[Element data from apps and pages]
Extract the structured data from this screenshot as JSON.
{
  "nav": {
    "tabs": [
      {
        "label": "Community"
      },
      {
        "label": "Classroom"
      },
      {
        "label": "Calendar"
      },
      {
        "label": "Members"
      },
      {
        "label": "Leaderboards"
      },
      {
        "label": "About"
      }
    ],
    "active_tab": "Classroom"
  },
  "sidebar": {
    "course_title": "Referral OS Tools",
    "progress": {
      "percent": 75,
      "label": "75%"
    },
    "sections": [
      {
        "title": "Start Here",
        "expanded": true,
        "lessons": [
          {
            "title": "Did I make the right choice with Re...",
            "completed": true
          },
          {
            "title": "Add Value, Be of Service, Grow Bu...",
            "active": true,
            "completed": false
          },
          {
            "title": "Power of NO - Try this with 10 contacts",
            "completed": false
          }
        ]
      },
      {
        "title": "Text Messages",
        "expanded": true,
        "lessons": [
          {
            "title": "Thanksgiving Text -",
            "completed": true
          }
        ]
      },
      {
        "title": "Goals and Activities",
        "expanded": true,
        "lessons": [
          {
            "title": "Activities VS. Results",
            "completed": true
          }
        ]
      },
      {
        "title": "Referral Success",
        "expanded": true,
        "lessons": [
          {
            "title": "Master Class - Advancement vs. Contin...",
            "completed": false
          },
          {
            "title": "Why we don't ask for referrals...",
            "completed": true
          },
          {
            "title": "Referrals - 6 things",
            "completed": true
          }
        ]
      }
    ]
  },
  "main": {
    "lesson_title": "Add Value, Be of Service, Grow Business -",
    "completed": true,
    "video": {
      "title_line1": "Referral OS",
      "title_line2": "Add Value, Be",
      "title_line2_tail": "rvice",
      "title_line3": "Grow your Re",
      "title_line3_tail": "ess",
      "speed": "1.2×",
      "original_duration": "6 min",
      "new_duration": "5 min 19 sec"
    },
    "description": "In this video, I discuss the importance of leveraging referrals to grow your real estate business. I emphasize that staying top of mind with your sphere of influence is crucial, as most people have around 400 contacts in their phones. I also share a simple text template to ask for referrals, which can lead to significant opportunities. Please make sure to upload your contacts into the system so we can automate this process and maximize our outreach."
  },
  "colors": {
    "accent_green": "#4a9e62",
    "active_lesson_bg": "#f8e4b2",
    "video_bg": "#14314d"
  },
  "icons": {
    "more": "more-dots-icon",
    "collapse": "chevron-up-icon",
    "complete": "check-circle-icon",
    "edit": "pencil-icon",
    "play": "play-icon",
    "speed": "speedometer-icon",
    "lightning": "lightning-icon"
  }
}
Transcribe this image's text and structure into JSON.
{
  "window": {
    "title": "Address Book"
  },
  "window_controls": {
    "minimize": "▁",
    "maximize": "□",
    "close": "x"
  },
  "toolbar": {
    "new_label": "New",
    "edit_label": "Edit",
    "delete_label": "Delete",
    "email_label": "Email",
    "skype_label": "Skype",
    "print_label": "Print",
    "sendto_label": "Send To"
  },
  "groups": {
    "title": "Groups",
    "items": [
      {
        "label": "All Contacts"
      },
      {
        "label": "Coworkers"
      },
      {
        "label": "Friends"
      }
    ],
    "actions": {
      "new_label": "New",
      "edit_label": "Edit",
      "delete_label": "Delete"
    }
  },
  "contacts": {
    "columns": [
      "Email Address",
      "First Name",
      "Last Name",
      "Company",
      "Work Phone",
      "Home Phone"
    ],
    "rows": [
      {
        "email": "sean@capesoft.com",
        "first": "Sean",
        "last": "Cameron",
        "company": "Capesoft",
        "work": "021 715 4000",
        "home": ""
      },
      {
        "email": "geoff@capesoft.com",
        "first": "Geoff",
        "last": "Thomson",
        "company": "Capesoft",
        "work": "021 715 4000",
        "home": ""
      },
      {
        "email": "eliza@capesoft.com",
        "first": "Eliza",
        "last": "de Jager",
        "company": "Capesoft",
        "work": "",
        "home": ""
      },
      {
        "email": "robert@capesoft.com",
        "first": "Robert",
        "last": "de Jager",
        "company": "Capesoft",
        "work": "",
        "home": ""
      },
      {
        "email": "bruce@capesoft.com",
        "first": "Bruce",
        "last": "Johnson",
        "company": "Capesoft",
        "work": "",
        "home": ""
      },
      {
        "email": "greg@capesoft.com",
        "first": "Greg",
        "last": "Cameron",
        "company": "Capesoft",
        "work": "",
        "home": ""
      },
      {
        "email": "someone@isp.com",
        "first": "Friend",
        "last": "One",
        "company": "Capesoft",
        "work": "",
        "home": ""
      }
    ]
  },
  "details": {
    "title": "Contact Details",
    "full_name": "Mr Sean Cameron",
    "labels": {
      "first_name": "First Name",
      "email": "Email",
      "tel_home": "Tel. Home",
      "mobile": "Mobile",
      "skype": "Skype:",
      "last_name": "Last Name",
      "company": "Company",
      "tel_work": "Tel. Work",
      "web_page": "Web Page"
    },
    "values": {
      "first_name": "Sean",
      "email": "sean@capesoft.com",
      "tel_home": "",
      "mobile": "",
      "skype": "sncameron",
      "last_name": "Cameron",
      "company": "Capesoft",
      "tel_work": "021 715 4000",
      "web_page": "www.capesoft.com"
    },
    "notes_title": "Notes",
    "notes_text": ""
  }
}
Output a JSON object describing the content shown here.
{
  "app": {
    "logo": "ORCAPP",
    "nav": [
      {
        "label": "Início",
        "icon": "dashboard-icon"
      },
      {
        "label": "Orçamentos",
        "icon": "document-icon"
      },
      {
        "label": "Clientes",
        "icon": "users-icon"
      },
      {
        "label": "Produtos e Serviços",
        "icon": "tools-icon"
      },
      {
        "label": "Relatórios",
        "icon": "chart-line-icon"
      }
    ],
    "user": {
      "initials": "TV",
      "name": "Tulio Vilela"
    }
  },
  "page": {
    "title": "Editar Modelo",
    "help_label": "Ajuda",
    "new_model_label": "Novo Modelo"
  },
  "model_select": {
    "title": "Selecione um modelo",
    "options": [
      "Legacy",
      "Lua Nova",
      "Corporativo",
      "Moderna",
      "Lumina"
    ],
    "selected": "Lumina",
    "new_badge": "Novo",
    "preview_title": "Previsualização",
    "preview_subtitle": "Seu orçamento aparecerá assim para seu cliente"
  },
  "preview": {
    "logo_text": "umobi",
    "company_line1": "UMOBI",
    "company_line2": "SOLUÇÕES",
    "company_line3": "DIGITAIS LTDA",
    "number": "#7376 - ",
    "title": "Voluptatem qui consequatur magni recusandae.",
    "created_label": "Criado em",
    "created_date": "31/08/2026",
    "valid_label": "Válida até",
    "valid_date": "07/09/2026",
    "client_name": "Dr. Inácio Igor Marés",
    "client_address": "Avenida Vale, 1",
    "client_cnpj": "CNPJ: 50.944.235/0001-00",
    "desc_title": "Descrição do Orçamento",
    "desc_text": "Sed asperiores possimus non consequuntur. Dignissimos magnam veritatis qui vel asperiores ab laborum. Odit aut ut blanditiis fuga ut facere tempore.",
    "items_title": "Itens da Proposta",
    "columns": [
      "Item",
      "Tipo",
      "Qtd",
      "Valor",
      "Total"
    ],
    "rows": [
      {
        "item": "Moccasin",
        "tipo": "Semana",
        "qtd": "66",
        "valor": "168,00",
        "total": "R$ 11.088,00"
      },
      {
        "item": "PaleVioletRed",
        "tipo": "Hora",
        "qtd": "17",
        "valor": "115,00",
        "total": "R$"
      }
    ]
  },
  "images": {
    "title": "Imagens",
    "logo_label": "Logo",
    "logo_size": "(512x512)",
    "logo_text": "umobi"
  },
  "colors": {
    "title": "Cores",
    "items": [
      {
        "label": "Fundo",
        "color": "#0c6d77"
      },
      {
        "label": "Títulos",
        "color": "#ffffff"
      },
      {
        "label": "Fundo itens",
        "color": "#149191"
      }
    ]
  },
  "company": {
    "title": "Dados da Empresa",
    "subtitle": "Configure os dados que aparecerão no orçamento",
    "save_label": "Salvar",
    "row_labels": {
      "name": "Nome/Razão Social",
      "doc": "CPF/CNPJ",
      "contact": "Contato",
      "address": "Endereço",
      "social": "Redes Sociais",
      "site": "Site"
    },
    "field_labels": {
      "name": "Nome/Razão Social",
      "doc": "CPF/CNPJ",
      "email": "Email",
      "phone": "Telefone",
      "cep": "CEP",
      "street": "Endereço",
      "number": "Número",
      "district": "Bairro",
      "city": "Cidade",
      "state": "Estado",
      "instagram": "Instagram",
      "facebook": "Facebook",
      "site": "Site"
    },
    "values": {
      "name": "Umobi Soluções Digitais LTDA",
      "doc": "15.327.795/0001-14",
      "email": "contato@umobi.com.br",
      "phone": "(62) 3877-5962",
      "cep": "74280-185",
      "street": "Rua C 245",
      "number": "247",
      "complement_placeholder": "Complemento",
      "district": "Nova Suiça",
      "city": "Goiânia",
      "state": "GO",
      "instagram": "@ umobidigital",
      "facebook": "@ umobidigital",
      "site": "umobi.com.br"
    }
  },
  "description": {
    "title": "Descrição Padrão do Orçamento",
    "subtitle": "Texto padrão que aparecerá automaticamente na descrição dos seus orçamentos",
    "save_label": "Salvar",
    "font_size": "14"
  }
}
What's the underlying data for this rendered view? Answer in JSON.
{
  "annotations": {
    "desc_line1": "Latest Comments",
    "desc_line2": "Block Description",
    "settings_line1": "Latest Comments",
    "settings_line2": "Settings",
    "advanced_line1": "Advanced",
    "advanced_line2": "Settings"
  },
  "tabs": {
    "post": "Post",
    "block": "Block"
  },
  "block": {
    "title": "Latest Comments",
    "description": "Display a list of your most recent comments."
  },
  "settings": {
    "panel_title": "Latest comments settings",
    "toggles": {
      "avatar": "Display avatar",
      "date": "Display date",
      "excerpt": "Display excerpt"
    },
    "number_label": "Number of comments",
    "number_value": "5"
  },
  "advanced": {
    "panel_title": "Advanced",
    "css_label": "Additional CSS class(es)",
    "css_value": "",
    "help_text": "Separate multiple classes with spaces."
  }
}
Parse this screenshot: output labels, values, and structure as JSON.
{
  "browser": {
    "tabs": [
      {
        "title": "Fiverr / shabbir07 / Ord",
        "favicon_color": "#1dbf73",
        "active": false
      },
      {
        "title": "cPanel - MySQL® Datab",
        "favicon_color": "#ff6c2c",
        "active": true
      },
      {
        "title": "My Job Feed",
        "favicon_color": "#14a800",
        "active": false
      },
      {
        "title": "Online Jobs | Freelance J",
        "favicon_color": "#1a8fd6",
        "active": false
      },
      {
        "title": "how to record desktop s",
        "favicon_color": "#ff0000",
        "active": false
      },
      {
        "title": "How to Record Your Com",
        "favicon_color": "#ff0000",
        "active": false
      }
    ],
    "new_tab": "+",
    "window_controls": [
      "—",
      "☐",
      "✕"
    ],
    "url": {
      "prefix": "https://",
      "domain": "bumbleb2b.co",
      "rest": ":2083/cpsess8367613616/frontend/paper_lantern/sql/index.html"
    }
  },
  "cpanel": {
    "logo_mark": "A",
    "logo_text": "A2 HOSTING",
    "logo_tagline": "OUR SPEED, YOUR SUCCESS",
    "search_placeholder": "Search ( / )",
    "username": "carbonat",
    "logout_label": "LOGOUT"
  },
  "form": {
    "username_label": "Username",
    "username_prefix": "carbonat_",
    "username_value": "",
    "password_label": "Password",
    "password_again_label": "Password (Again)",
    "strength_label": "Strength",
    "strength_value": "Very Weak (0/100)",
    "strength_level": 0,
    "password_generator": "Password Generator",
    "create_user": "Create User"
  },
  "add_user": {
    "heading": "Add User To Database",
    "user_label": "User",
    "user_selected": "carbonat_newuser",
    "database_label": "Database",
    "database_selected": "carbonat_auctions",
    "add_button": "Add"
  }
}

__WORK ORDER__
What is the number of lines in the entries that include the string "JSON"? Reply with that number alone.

__RESULT BELOW__
5